[Entries taken from a collection]
* * * * * * *
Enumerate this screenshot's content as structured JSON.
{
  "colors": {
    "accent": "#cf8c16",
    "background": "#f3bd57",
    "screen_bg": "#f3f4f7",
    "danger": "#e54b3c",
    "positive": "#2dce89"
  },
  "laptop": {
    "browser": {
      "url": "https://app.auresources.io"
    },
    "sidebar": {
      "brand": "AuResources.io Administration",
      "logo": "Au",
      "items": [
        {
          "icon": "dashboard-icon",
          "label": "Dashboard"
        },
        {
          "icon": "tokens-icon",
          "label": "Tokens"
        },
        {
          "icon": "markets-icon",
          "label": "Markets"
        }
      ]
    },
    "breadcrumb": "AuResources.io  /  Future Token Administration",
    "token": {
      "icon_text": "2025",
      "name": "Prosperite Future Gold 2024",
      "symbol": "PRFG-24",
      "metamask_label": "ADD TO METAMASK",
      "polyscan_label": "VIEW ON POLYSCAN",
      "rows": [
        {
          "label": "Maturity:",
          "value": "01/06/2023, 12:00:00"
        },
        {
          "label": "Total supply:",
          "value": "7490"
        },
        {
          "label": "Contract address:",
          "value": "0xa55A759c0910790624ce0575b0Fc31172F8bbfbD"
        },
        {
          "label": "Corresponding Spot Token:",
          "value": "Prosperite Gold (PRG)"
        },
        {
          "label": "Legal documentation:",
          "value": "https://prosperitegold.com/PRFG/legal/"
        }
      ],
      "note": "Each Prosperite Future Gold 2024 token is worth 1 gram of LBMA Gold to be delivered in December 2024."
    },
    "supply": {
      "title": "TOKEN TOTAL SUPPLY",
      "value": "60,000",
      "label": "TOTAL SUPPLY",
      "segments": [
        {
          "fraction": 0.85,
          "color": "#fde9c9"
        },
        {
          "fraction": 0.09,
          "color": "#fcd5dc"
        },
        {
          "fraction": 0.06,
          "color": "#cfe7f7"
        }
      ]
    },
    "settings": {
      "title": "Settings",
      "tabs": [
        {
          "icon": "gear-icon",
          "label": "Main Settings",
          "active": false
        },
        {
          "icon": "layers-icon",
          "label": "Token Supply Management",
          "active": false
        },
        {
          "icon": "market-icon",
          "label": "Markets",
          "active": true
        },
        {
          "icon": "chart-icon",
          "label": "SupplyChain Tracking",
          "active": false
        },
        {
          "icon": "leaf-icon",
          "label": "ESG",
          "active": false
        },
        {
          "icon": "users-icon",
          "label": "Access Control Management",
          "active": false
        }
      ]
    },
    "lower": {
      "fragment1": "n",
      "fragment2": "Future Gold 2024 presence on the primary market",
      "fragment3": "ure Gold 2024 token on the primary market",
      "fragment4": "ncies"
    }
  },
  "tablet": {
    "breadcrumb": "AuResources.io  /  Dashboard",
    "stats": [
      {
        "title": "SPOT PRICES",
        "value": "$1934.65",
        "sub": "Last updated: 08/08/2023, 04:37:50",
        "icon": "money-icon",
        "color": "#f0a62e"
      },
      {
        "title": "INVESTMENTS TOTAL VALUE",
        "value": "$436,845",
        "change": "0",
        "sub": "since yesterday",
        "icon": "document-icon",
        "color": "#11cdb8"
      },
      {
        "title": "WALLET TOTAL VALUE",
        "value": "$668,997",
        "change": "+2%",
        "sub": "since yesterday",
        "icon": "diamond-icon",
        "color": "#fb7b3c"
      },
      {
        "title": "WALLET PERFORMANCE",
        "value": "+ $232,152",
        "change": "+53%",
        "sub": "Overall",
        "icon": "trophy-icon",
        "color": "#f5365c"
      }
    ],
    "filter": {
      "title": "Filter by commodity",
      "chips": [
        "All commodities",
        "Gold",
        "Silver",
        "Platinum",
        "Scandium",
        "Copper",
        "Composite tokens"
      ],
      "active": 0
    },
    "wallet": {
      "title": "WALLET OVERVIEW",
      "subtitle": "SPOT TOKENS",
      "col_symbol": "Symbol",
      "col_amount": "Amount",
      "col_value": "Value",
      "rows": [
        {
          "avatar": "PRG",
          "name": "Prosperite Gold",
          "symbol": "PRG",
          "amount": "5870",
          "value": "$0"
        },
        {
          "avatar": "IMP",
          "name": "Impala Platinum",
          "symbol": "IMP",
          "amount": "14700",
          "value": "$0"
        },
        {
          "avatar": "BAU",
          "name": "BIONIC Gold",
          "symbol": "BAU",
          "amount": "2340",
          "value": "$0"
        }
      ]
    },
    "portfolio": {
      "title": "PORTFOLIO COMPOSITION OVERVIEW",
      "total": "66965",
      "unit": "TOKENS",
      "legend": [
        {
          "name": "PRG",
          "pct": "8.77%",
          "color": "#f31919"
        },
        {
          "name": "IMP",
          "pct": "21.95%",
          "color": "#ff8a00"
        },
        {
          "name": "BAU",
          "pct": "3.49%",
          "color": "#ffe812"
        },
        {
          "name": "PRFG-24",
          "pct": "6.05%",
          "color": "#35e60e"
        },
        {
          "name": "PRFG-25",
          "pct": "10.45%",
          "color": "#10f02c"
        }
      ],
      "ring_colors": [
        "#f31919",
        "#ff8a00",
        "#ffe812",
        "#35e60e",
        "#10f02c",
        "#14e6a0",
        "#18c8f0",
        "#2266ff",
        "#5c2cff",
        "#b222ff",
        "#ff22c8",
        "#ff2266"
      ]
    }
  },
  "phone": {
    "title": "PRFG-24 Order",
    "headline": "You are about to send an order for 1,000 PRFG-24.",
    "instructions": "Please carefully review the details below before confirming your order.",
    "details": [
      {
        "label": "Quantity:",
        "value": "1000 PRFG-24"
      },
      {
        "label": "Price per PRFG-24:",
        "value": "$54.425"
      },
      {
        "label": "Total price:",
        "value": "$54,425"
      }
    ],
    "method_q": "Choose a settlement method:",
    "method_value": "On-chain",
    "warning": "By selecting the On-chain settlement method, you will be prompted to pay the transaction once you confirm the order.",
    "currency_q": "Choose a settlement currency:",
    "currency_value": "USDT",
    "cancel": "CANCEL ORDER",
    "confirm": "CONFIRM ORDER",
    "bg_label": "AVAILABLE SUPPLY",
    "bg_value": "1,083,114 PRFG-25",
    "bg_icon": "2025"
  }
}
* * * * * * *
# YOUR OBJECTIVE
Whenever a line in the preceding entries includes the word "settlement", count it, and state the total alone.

# REPLY TO THE EXERCISE
3